- About this task
Return, from the data below, each line that contains the word "here".

--------------------------------------------------

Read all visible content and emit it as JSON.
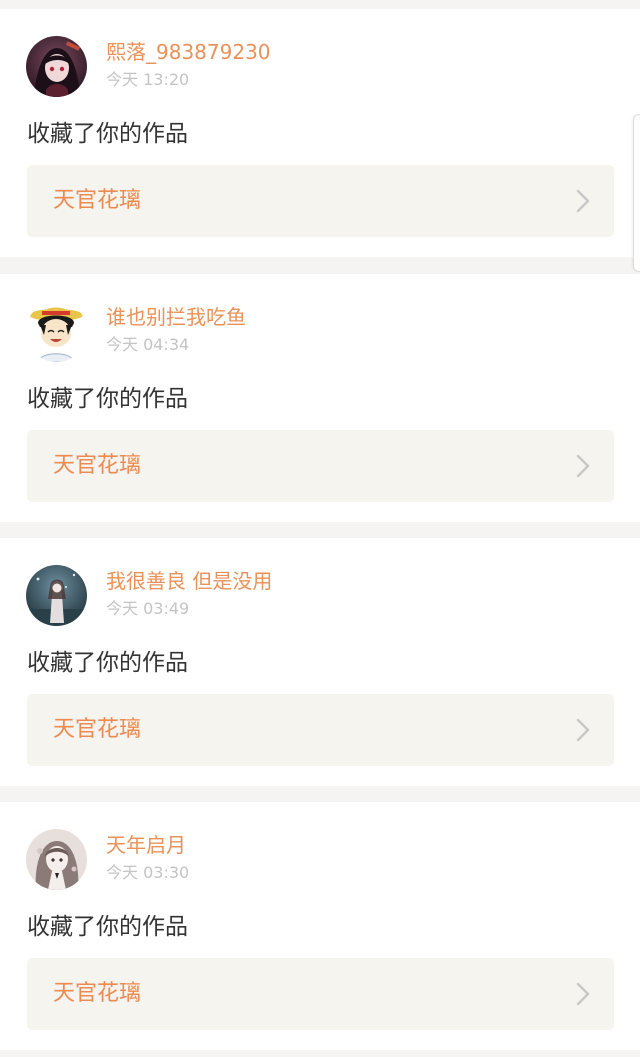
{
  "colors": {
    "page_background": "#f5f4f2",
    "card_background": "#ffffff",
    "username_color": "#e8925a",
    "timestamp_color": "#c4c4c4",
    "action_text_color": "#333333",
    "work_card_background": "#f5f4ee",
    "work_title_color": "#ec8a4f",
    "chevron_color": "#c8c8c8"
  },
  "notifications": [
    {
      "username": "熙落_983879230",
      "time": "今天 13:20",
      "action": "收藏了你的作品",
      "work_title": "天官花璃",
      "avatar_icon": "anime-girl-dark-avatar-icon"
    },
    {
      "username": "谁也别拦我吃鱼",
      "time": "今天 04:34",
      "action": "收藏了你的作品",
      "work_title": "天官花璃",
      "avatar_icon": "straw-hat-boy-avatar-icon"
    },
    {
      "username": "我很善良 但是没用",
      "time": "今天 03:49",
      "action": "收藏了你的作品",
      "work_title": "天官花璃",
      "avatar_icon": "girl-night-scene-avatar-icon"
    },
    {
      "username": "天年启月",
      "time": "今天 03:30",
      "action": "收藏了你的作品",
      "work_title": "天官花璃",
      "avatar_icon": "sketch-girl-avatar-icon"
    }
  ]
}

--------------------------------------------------

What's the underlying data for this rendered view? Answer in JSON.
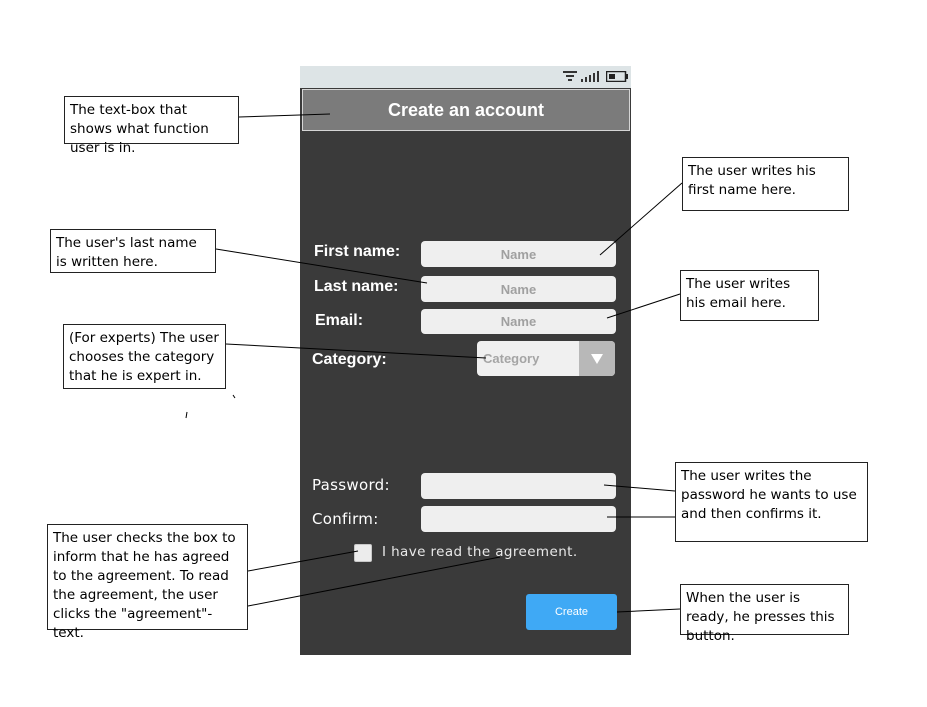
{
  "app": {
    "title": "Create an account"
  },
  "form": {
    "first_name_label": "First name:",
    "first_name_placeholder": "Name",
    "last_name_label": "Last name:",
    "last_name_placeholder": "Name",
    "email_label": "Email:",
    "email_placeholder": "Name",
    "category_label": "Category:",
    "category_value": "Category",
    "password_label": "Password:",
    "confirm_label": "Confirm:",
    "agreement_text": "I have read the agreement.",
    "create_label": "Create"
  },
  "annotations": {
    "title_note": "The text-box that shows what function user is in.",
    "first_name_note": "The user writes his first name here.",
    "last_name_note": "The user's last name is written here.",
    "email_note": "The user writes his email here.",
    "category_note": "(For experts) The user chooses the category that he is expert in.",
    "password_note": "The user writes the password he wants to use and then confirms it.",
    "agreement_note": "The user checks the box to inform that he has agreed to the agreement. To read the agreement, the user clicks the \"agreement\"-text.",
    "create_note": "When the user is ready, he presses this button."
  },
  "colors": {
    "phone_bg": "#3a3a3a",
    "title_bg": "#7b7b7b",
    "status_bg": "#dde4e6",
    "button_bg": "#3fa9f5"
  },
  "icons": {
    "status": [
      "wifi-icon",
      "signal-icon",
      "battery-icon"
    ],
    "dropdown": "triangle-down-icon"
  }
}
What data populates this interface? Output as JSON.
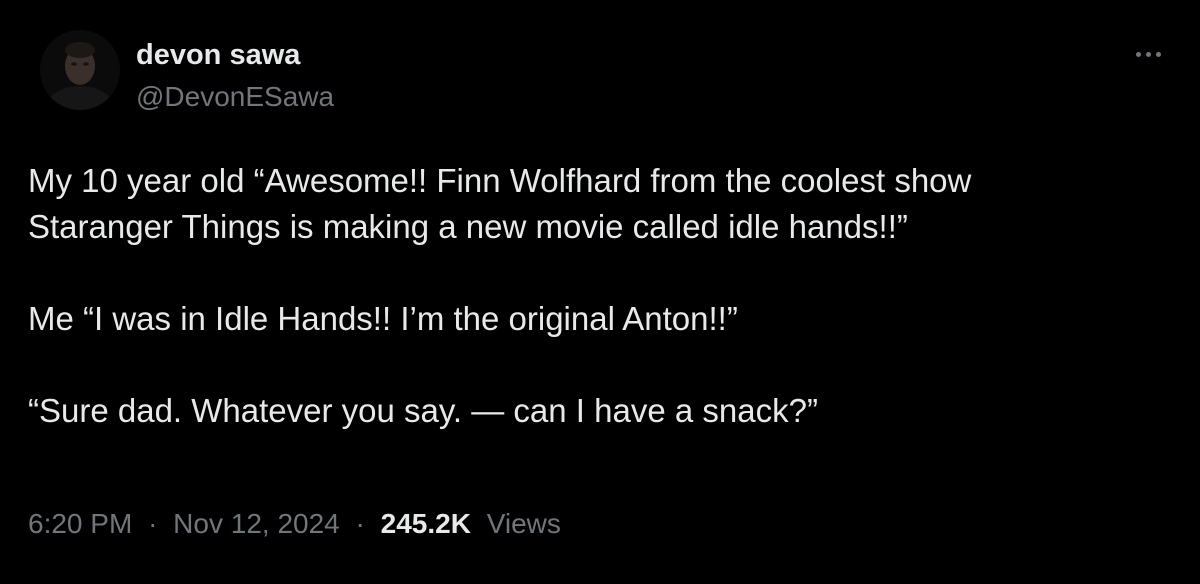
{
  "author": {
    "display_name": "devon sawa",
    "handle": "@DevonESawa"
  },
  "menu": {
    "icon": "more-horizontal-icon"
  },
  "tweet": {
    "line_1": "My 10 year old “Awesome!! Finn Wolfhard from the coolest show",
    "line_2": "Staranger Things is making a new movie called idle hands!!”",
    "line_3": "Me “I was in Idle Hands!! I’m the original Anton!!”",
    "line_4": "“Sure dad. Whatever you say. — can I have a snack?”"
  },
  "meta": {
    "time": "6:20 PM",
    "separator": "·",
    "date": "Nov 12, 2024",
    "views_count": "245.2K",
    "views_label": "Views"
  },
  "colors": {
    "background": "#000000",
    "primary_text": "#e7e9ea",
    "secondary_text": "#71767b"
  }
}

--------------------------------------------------

- Answer to this problem
    "first_name_note": "The user writes his first name here.",
    "last_name_note": "The user's last name is written here.",
    "email_note": "The user writes his email here.",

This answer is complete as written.